Work item – Make an exact copy of the listing underneath, skipping each picture.

[Dataset excerpts]

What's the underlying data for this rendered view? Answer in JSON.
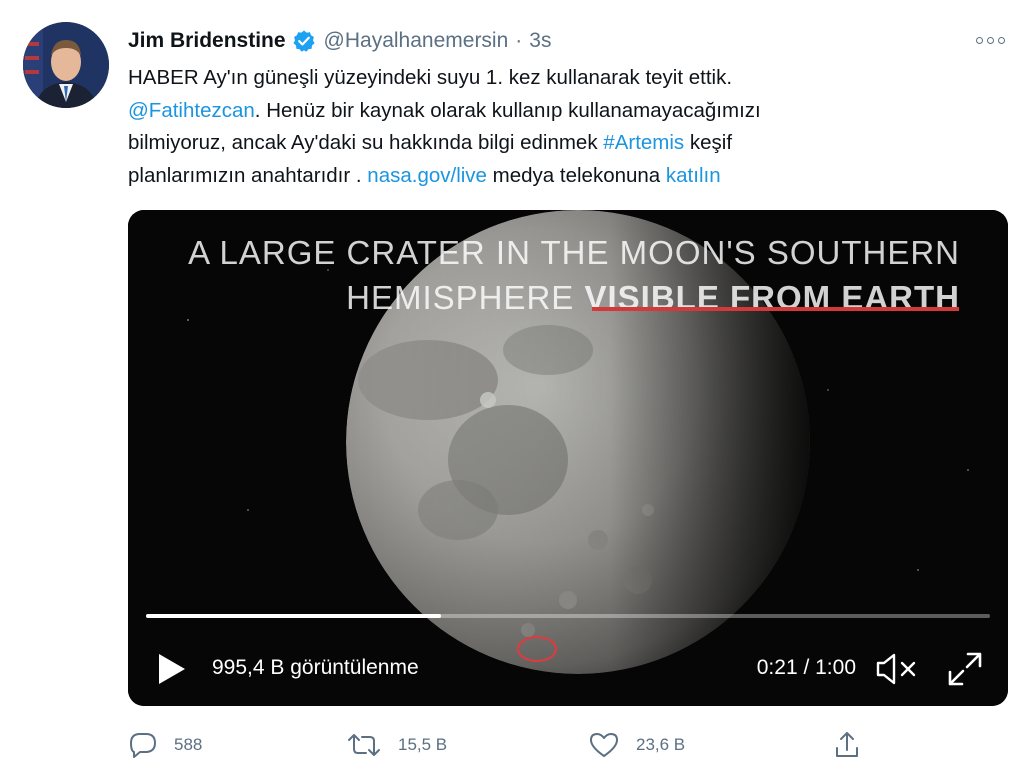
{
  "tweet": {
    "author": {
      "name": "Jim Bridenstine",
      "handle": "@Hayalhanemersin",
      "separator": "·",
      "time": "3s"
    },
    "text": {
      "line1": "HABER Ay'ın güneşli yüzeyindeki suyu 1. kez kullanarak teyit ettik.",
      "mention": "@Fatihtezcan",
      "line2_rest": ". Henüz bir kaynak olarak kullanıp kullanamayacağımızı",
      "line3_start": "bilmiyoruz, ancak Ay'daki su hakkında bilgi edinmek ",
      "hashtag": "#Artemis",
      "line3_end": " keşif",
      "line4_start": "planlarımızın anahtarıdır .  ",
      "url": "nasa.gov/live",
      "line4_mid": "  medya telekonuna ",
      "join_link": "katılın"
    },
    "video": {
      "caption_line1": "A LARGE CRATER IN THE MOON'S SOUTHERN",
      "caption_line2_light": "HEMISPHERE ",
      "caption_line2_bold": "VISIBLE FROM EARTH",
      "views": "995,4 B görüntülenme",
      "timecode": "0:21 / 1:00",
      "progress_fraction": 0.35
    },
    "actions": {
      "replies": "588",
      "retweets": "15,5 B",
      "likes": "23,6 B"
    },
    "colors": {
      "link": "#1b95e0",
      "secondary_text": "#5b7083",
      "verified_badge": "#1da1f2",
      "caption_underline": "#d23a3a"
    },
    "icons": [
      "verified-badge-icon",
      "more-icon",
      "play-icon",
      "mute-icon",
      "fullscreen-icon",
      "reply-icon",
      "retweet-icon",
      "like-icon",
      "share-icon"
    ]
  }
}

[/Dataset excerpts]

Result of this task –
What's the underlying data for this rendered view? Answer in JSON.
{
  "tweet": {
    "author": {
      "name": "Jim Bridenstine",
      "handle": "@Hayalhanemersin",
      "separator": "·",
      "time": "3s"
    },
    "text": {
      "line1": "HABER Ay'ın güneşli yüzeyindeki suyu 1. kez kullanarak teyit ettik.",
      "mention": "@Fatihtezcan",
      "line2_rest": ". Henüz bir kaynak olarak kullanıp kullanamayacağımızı",
      "line3_start": "bilmiyoruz, ancak Ay'daki su hakkında bilgi edinmek ",
      "hashtag": "#Artemis",
      "line3_end": " keşif",
      "line4_start": "planlarımızın anahtarıdır .  ",
      "url": "nasa.gov/live",
      "line4_mid": "  medya telekonuna ",
      "join_link": "katılın"
    },
    "video": {
      "caption_line1": "A LARGE CRATER IN THE MOON'S SOUTHERN",
      "caption_line2_light": "HEMISPHERE ",
      "caption_line2_bold": "VISIBLE FROM EARTH",
      "views": "995,4 B görüntülenme",
      "timecode": "0:21 / 1:00",
      "progress_fraction": 0.35
    },
    "actions": {
      "replies": "588",
      "retweets": "15,5 B",
      "likes": "23,6 B"
    },
    "colors": {
      "link": "#1b95e0",
      "secondary_text": "#5b7083",
      "verified_badge": "#1da1f2",
      "caption_underline": "#d23a3a"
    },
    "icons": [
      "verified-badge-icon",
      "more-icon",
      "play-icon",
      "mute-icon",
      "fullscreen-icon",
      "reply-icon",
      "retweet-icon",
      "like-icon",
      "share-icon"
    ]
  }
}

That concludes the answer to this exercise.